RECORDS SUPPLIED:
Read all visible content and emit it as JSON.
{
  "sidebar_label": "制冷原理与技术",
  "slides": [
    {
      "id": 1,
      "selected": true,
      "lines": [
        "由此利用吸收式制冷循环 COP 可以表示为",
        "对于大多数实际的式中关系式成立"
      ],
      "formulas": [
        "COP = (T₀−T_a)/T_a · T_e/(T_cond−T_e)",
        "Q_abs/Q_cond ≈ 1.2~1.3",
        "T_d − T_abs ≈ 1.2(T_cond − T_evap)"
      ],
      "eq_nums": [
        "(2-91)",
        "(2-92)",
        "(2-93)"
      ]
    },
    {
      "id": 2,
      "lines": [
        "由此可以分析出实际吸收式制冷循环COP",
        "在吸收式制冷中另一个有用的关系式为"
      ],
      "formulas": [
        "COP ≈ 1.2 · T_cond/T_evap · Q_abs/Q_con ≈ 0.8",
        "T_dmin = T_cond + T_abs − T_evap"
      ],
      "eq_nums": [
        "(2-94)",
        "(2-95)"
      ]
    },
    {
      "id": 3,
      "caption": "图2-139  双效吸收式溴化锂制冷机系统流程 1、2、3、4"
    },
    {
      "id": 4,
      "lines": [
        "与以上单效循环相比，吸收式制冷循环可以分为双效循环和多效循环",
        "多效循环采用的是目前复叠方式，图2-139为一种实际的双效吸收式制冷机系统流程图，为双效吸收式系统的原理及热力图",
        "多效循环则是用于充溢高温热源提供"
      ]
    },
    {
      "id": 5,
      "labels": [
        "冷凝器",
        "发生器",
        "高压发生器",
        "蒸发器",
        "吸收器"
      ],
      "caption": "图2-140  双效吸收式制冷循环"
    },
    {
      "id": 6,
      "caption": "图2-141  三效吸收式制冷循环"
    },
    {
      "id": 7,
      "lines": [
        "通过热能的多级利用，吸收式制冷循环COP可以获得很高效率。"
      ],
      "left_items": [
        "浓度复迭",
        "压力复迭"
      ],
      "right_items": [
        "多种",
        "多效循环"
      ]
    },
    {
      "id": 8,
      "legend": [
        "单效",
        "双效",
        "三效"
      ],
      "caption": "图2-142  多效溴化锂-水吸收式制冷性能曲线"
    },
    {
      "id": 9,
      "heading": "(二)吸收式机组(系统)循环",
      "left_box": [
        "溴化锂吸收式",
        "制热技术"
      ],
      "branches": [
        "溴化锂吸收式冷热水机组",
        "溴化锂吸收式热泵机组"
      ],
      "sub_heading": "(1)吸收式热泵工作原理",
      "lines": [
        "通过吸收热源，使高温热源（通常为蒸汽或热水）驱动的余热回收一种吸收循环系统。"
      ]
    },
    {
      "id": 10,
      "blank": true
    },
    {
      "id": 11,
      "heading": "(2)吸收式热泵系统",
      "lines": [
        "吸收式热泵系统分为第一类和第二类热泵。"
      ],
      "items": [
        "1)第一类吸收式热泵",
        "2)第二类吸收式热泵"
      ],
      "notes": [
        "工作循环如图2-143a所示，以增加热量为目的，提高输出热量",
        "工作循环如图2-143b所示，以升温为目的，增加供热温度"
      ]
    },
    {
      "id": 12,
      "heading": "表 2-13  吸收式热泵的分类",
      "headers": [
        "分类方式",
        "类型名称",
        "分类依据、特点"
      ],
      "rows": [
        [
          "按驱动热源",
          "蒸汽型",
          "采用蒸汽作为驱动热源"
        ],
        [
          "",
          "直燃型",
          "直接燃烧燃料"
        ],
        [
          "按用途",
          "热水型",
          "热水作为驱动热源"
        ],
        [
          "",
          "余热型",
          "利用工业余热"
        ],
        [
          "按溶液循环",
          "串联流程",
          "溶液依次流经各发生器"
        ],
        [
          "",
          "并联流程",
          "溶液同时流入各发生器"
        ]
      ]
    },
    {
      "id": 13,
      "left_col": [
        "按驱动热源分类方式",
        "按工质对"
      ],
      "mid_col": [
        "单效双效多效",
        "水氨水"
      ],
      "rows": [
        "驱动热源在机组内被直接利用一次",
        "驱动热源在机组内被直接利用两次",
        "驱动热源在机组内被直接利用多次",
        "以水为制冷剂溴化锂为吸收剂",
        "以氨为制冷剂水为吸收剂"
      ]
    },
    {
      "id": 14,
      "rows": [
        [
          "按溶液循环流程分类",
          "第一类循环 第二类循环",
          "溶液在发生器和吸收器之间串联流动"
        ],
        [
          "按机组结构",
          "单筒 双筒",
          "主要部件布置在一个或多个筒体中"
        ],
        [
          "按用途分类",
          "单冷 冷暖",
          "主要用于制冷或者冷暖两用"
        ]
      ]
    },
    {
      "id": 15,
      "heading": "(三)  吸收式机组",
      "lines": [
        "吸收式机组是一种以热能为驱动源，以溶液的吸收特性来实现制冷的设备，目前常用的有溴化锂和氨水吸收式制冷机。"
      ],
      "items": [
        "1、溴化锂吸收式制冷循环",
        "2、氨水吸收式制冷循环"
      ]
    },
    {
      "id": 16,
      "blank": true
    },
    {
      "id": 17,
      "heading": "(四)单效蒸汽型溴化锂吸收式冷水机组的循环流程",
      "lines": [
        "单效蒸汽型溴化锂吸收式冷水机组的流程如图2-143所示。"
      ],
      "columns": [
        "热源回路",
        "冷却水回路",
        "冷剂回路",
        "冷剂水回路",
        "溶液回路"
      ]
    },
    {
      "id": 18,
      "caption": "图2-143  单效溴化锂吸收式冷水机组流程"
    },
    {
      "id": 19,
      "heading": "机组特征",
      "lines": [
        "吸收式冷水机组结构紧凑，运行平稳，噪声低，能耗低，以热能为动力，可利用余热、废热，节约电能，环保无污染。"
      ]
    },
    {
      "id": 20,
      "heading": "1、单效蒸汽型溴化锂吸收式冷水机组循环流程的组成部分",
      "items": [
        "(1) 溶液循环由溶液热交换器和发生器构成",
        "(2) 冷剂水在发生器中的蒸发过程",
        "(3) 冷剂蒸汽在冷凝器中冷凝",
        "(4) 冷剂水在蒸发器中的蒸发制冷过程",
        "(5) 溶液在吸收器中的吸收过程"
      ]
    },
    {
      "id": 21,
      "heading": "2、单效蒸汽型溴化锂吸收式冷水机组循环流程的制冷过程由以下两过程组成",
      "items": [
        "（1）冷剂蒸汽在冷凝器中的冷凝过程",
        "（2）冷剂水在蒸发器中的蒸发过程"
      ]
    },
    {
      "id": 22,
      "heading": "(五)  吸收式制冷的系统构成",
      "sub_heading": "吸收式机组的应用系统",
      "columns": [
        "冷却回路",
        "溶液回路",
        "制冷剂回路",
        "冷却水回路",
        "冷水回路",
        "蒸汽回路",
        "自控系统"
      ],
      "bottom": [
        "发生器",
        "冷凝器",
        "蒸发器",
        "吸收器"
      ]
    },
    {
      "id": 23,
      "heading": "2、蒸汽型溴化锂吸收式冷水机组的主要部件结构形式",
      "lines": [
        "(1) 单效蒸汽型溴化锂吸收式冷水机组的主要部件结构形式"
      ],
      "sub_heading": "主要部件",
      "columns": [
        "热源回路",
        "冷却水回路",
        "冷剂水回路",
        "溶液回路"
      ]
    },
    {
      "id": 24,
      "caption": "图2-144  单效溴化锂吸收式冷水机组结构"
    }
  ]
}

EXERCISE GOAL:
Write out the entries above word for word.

ANSWER TO THE PROBLEM:
Read all visible content and emit it as JSON.
{
  "sidebar_label": "制冷原理与技术",
  "slides": [
    {
      "id": 1,
      "selected": true,
      "lines": [
        "由此利用吸收式制冷循环 COP 可以表示为",
        "对于大多数实际的式中关系式成立"
      ],
      "formulas": [
        "COP = (T₀−T_a)/T_a · T_e/(T_cond−T_e)",
        "Q_abs/Q_cond ≈ 1.2~1.3",
        "T_d − T_abs ≈ 1.2(T_cond − T_evap)"
      ],
      "eq_nums": [
        "(2-91)",
        "(2-92)",
        "(2-93)"
      ]
    },
    {
      "id": 2,
      "lines": [
        "由此可以分析出实际吸收式制冷循环COP",
        "在吸收式制冷中另一个有用的关系式为"
      ],
      "formulas": [
        "COP ≈ 1.2 · T_cond/T_evap · Q_abs/Q_con ≈ 0.8",
        "T_dmin = T_cond + T_abs − T_evap"
      ],
      "eq_nums": [
        "(2-94)",
        "(2-95)"
      ]
    },
    {
      "id": 3,
      "caption": "图2-139  双效吸收式溴化锂制冷机系统流程 1、2、3、4"
    },
    {
      "id": 4,
      "lines": [
        "与以上单效循环相比，吸收式制冷循环可以分为双效循环和多效循环",
        "多效循环采用的是目前复叠方式，图2-139为一种实际的双效吸收式制冷机系统流程图，为双效吸收式系统的原理及热力图",
        "多效循环则是用于充溢高温热源提供"
      ]
    },
    {
      "id": 5,
      "labels": [
        "冷凝器",
        "发生器",
        "高压发生器",
        "蒸发器",
        "吸收器"
      ],
      "caption": "图2-140  双效吸收式制冷循环"
    },
    {
      "id": 6,
      "caption": "图2-141  三效吸收式制冷循环"
    },
    {
      "id": 7,
      "lines": [
        "通过热能的多级利用，吸收式制冷循环COP可以获得很高效率。"
      ],
      "left_items": [
        "浓度复迭",
        "压力复迭"
      ],
      "right_items": [
        "多种",
        "多效循环"
      ]
    },
    {
      "id": 8,
      "legend": [
        "单效",
        "双效",
        "三效"
      ],
      "caption": "图2-142  多效溴化锂-水吸收式制冷性能曲线"
    },
    {
      "id": 9,
      "heading": "(二)吸收式机组(系统)循环",
      "left_box": [
        "溴化锂吸收式",
        "制热技术"
      ],
      "branches": [
        "溴化锂吸收式冷热水机组",
        "溴化锂吸收式热泵机组"
      ],
      "sub_heading": "(1)吸收式热泵工作原理",
      "lines": [
        "通过吸收热源，使高温热源（通常为蒸汽或热水）驱动的余热回收一种吸收循环系统。"
      ]
    },
    {
      "id": 10,
      "blank": true
    },
    {
      "id": 11,
      "heading": "(2)吸收式热泵系统",
      "lines": [
        "吸收式热泵系统分为第一类和第二类热泵。"
      ],
      "items": [
        "1)第一类吸收式热泵",
        "2)第二类吸收式热泵"
      ],
      "notes": [
        "工作循环如图2-143a所示，以增加热量为目的，提高输出热量",
        "工作循环如图2-143b所示，以升温为目的，增加供热温度"
      ]
    },
    {
      "id": 12,
      "heading": "表 2-13  吸收式热泵的分类",
      "headers": [
        "分类方式",
        "类型名称",
        "分类依据、特点"
      ],
      "rows": [
        [
          "按驱动热源",
          "蒸汽型",
          "采用蒸汽作为驱动热源"
        ],
        [
          "",
          "直燃型",
          "直接燃烧燃料"
        ],
        [
          "按用途",
          "热水型",
          "热水作为驱动热源"
        ],
        [
          "",
          "余热型",
          "利用工业余热"
        ],
        [
          "按溶液循环",
          "串联流程",
          "溶液依次流经各发生器"
        ],
        [
          "",
          "并联流程",
          "溶液同时流入各发生器"
        ]
      ]
    },
    {
      "id": 13,
      "left_col": [
        "按驱动热源分类方式",
        "按工质对"
      ],
      "mid_col": [
        "单效双效多效",
        "水氨水"
      ],
      "rows": [
        "驱动热源在机组内被直接利用一次",
        "驱动热源在机组内被直接利用两次",
        "驱动热源在机组内被直接利用多次",
        "以水为制冷剂溴化锂为吸收剂",
        "以氨为制冷剂水为吸收剂"
      ]
    },
    {
      "id": 14,
      "rows": [
        [
          "按溶液循环流程分类",
          "第一类循环 第二类循环",
          "溶液在发生器和吸收器之间串联流动"
        ],
        [
          "按机组结构",
          "单筒 双筒",
          "主要部件布置在一个或多个筒体中"
        ],
        [
          "按用途分类",
          "单冷 冷暖",
          "主要用于制冷或者冷暖两用"
        ]
      ]
    },
    {
      "id": 15,
      "heading": "(三)  吸收式机组",
      "lines": [
        "吸收式机组是一种以热能为驱动源，以溶液的吸收特性来实现制冷的设备，目前常用的有溴化锂和氨水吸收式制冷机。"
      ],
      "items": [
        "1、溴化锂吸收式制冷循环",
        "2、氨水吸收式制冷循环"
      ]
    },
    {
      "id": 16,
      "blank": true
    },
    {
      "id": 17,
      "heading": "(四)单效蒸汽型溴化锂吸收式冷水机组的循环流程",
      "lines": [
        "单效蒸汽型溴化锂吸收式冷水机组的流程如图2-143所示。"
      ],
      "columns": [
        "热源回路",
        "冷却水回路",
        "冷剂回路",
        "冷剂水回路",
        "溶液回路"
      ]
    },
    {
      "id": 18,
      "caption": "图2-143  单效溴化锂吸收式冷水机组流程"
    },
    {
      "id": 19,
      "heading": "机组特征",
      "lines": [
        "吸收式冷水机组结构紧凑，运行平稳，噪声低，能耗低，以热能为动力，可利用余热、废热，节约电能，环保无污染。"
      ]
    },
    {
      "id": 20,
      "heading": "1、单效蒸汽型溴化锂吸收式冷水机组循环流程的组成部分",
      "items": [
        "(1) 溶液循环由溶液热交换器和发生器构成",
        "(2) 冷剂水在发生器中的蒸发过程",
        "(3) 冷剂蒸汽在冷凝器中冷凝",
        "(4) 冷剂水在蒸发器中的蒸发制冷过程",
        "(5) 溶液在吸收器中的吸收过程"
      ]
    },
    {
      "id": 21,
      "heading": "2、单效蒸汽型溴化锂吸收式冷水机组循环流程的制冷过程由以下两过程组成",
      "items": [
        "（1）冷剂蒸汽在冷凝器中的冷凝过程",
        "（2）冷剂水在蒸发器中的蒸发过程"
      ]
    },
    {
      "id": 22,
      "heading": "(五)  吸收式制冷的系统构成",
      "sub_heading": "吸收式机组的应用系统",
      "columns": [
        "冷却回路",
        "溶液回路",
        "制冷剂回路",
        "冷却水回路",
        "冷水回路",
        "蒸汽回路",
        "自控系统"
      ],
      "bottom": [
        "发生器",
        "冷凝器",
        "蒸发器",
        "吸收器"
      ]
    },
    {
      "id": 23,
      "heading": "2、蒸汽型溴化锂吸收式冷水机组的主要部件结构形式",
      "lines": [
        "(1) 单效蒸汽型溴化锂吸收式冷水机组的主要部件结构形式"
      ],
      "sub_heading": "主要部件",
      "columns": [
        "热源回路",
        "冷却水回路",
        "冷剂水回路",
        "溶液回路"
      ]
    },
    {
      "id": 24,
      "caption": "图2-144  单效溴化锂吸收式冷水机组结构"
    }
  ]
}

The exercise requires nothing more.